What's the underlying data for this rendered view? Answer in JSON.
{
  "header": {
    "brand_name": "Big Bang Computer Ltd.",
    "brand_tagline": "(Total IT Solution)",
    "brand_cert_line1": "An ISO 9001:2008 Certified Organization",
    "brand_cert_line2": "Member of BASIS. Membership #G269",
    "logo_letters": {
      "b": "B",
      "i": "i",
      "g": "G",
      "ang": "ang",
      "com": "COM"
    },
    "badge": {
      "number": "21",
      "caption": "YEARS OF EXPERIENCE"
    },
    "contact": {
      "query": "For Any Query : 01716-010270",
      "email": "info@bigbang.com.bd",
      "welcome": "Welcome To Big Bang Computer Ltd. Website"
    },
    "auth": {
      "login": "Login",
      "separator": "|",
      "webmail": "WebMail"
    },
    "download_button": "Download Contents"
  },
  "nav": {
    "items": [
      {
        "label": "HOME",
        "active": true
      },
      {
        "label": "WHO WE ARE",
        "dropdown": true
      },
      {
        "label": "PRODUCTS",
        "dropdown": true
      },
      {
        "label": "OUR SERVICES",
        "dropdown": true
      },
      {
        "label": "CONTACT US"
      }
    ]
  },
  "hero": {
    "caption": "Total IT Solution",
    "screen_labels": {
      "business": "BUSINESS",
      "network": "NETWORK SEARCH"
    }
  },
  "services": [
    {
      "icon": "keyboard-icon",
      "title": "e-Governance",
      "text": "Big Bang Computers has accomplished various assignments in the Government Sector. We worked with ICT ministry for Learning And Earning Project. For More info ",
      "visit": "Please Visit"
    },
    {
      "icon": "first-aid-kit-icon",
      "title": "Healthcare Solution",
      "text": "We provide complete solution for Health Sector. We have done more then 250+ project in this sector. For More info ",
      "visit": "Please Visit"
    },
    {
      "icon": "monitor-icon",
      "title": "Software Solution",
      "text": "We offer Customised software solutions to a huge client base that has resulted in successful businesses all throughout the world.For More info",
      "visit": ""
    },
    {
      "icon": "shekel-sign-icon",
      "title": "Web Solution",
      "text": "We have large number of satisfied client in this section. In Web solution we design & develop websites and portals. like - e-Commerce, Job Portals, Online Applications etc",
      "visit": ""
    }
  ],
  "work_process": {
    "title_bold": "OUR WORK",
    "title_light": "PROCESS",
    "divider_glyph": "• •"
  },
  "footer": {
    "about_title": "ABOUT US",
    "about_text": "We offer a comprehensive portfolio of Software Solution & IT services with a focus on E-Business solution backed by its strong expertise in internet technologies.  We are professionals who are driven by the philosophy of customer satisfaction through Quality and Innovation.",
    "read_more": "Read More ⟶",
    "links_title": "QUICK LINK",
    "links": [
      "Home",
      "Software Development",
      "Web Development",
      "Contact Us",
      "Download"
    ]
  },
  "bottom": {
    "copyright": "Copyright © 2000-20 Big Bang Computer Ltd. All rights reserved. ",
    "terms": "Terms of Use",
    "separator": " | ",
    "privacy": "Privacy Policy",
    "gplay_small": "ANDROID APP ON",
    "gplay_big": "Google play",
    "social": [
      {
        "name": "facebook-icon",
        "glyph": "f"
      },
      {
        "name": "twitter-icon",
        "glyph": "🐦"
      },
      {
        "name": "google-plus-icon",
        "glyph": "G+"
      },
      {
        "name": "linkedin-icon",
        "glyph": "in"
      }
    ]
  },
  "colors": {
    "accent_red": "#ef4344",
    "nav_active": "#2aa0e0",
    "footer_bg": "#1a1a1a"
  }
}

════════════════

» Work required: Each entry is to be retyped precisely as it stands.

» Your response:
What's the underlying data for this rendered view? Answer in JSON.
{
  "header": {
    "brand_name": "Big Bang Computer Ltd.",
    "brand_tagline": "(Total IT Solution)",
    "brand_cert_line1": "An ISO 9001:2008 Certified Organization",
    "brand_cert_line2": "Member of BASIS. Membership #G269",
    "logo_letters": {
      "b": "B",
      "i": "i",
      "g": "G",
      "ang": "ang",
      "com": "COM"
    },
    "badge": {
      "number": "21",
      "caption": "YEARS OF EXPERIENCE"
    },
    "contact": {
      "query": "For Any Query : 01716-010270",
      "email": "info@bigbang.com.bd",
      "welcome": "Welcome To Big Bang Computer Ltd. Website"
    },
    "auth": {
      "login": "Login",
      "separator": "|",
      "webmail": "WebMail"
    },
    "download_button": "Download Contents"
  },
  "nav": {
    "items": [
      {
        "label": "HOME",
        "active": true
      },
      {
        "label": "WHO WE ARE",
        "dropdown": true
      },
      {
        "label": "PRODUCTS",
        "dropdown": true
      },
      {
        "label": "OUR SERVICES",
        "dropdown": true
      },
      {
        "label": "CONTACT US"
      }
    ]
  },
  "hero": {
    "caption": "Total IT Solution",
    "screen_labels": {
      "business": "BUSINESS",
      "network": "NETWORK SEARCH"
    }
  },
  "services": [
    {
      "icon": "keyboard-icon",
      "title": "e-Governance",
      "text": "Big Bang Computers has accomplished various assignments in the Government Sector. We worked with ICT ministry for Learning And Earning Project. For More info ",
      "visit": "Please Visit"
    },
    {
      "icon": "first-aid-kit-icon",
      "title": "Healthcare Solution",
      "text": "We provide complete solution for Health Sector. We have done more then 250+ project in this sector. For More info ",
      "visit": "Please Visit"
    },
    {
      "icon": "monitor-icon",
      "title": "Software Solution",
      "text": "We offer Customised software solutions to a huge client base that has resulted in successful businesses all throughout the world.For More info",
      "visit": ""
    },
    {
      "icon": "shekel-sign-icon",
      "title": "Web Solution",
      "text": "We have large number of satisfied client in this section. In Web solution we design & develop websites and portals. like - e-Commerce, Job Portals, Online Applications etc",
      "visit": ""
    }
  ],
  "work_process": {
    "title_bold": "OUR WORK",
    "title_light": "PROCESS",
    "divider_glyph": "• •"
  },
  "footer": {
    "about_title": "ABOUT US",
    "about_text": "We offer a comprehensive portfolio of Software Solution & IT services with a focus on E-Business solution backed by its strong expertise in internet technologies.  We are professionals who are driven by the philosophy of customer satisfaction through Quality and Innovation.",
    "read_more": "Read More ⟶",
    "links_title": "QUICK LINK",
    "links": [
      "Home",
      "Software Development",
      "Web Development",
      "Contact Us",
      "Download"
    ]
  },
  "bottom": {
    "copyright": "Copyright © 2000-20 Big Bang Computer Ltd. All rights reserved. ",
    "terms": "Terms of Use",
    "separator": " | ",
    "privacy": "Privacy Policy",
    "gplay_small": "ANDROID APP ON",
    "gplay_big": "Google play",
    "social": [
      {
        "name": "facebook-icon",
        "glyph": "f"
      },
      {
        "name": "twitter-icon",
        "glyph": "🐦"
      },
      {
        "name": "google-plus-icon",
        "glyph": "G+"
      },
      {
        "name": "linkedin-icon",
        "glyph": "in"
      }
    ]
  },
  "colors": {
    "accent_red": "#ef4344",
    "nav_active": "#2aa0e0",
    "footer_bg": "#1a1a1a"
  }
}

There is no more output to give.